Had the Yankees kept Burnett and instead used him as that last mystery reliever, the luxury tax payroll would have been $229.55M assuming they would have still signed Ibanez, Aardsma, and Chavez. I don’t know if /how much the Yankees have in reserve for a potential trade deadline addition, and chances are they don’t either. That’s probably one of those things Brian Cashman brings to Hal Steinbrenner on a case-by-case basis. The roster is pretty much set right now though, barring injury or something completely unexpected. I don’t anticipate any significant changes to the 25-man roster or payroll through the rest of Spring Training, and this year’s Yankees figure to be the most expensive baseball team in history.

Last call (this time around) for the RAB fantasy leagues

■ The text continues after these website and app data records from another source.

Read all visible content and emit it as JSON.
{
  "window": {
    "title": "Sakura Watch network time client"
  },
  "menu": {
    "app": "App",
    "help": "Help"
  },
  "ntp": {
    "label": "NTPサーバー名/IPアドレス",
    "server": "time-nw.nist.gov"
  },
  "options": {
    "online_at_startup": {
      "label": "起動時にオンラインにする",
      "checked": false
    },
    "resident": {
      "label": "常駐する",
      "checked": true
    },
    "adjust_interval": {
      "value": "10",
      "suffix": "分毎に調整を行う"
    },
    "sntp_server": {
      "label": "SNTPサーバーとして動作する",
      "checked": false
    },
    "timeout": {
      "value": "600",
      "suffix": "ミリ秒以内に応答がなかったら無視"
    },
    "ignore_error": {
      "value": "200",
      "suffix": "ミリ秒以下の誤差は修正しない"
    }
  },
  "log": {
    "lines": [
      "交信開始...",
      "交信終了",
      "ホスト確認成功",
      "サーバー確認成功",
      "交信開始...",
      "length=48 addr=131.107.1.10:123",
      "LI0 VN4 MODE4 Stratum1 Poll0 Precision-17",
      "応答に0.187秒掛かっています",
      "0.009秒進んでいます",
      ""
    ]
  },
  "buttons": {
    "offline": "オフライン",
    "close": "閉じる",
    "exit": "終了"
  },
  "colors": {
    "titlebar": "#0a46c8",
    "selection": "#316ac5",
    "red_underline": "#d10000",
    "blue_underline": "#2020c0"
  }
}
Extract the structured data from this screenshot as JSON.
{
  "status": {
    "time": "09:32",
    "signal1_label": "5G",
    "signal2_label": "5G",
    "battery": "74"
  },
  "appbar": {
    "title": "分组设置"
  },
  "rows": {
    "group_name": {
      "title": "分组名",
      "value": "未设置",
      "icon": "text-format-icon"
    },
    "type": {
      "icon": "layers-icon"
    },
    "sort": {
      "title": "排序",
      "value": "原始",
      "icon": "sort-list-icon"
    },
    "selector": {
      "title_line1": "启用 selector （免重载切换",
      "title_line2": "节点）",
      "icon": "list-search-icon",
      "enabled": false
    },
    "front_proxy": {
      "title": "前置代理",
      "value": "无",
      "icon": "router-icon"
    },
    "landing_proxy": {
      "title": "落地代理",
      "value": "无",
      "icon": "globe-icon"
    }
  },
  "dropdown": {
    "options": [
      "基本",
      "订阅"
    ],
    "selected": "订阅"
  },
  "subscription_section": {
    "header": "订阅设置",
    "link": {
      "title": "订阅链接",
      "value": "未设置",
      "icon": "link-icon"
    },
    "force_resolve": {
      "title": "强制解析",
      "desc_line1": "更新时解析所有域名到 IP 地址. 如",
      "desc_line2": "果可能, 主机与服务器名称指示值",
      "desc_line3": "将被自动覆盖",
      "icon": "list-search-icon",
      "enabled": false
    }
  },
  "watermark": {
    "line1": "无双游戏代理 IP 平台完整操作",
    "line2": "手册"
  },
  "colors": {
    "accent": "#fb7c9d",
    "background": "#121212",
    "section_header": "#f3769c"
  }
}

It’s been a week or so since we last visited the RAB fantasy leagues. As I can best tell from emails, all of the leagues I’ve posted are full. Emails also indicate that some people might have submitted leagues that never got posted. If this is the case, send me an email or leave a comment, and I’ll add them to this post. Hopefully we’ll have a few by tomorrow morning.

Yankees sign Robinson Cano’s cousin, Burt Reynolds

Via Kevin Goldstein, the Yankees have signed utility man Burt Reynolds. Apparently he’s Robinson Cano‘s cousin, and yes his name is really Burt Reynolds. The 23-year-old spent some time in the Nationals and Rays farm systems back in the day, but played for the independent Newark Bears last season. He hit .232/.291/.445 with 13 homers and 95 strikeouts in 286 plate appearances. All I know is that having a dude named Burt Reynolds in the organization is pretty badass.

Side note: Burt’s Twitter account is the greatest thing ever.

Open Thread: 2/22 Camp Notes

(REUTERS/Steve Nesius)

Day three, complete. Here’s the latest from Tampa…

  • As always, Chad Jennings has today’s bullpen and hitting groups. Every member of the projected big league pitching staff threw off a mound today except for Mariano Rivera. Andruw Jones, David Adams, and Justin Maxwell were again the only non-catchers to hit.
  • Manny Banuelos, Dellin Betances, D.J. Mitchell, and Cesar Cabral are ahead of schedule and threw live batting practice today. They faced Ray Kruml, Kyle Roller, Ronnie Mustelier, and Shane Brown, who came over from minor league camp.
  • Joba Chamberlain was supposed to throw off a full mound today, but he instead threw off a half-mound again, saying it went “really, really good.” Joe Girardi agreed. Joba will throw again on Friday, but it’s unclear if it’ll be off a full or half-mound. [Jennings & Mark Feinsand]
  • Bill Hall, Brandon Laird, Ramiro Pena, Jayson Nix, Jorge Vazquez, Doug Bernier, and Corban Joseph all took infield practice at the minor league complex. Hall worked at second while Laird spent time at both first and third. [Jennings]
  • “It’s really hard to talk about someone being gone when they’re still here. I think we’ll just appreciate him while he’s here,” said Derek Jeter ominously when asked about Mariano Rivera’s future. The Cap’n knows what Mo plans to do after the season, but isn’t telling. [Mark Feinsand]

Here is your open thread for the night. Both the Knicks and Nets are playing, but talk about whatever’s on your mind here. Have at it.

Piniella officially joins YES Network

Back in December we learned that Lou Piniella would be joining the YES Network, a move that was officially announced today. Piniella will be a “special contributor” to YES, working 20-30 events throughout the season. “I’m honored and excited to join the Yankees network and be part of the Yankees family again,” said Piniella in a conference call. Sweet Lou will work as an analyst in the booth — including Spring Training games and on Opening Day — as well pre- and post-game work from the studio. He’ll also contribute to YESNetwork.com and do a CenterStage.

Just in case you were wondering, Piniella laughed when asked if he was gunning for Joe Girardi‘s job. He made it clear that he’s retired from managing and loving it, though he is looking forward to getting to camp to see some of team’s young players. Piniella mentioned Michael Pineda and Ivan Nova by name. Hopefully that leads to more enjoyable broadcasts throughout the spring and regular season.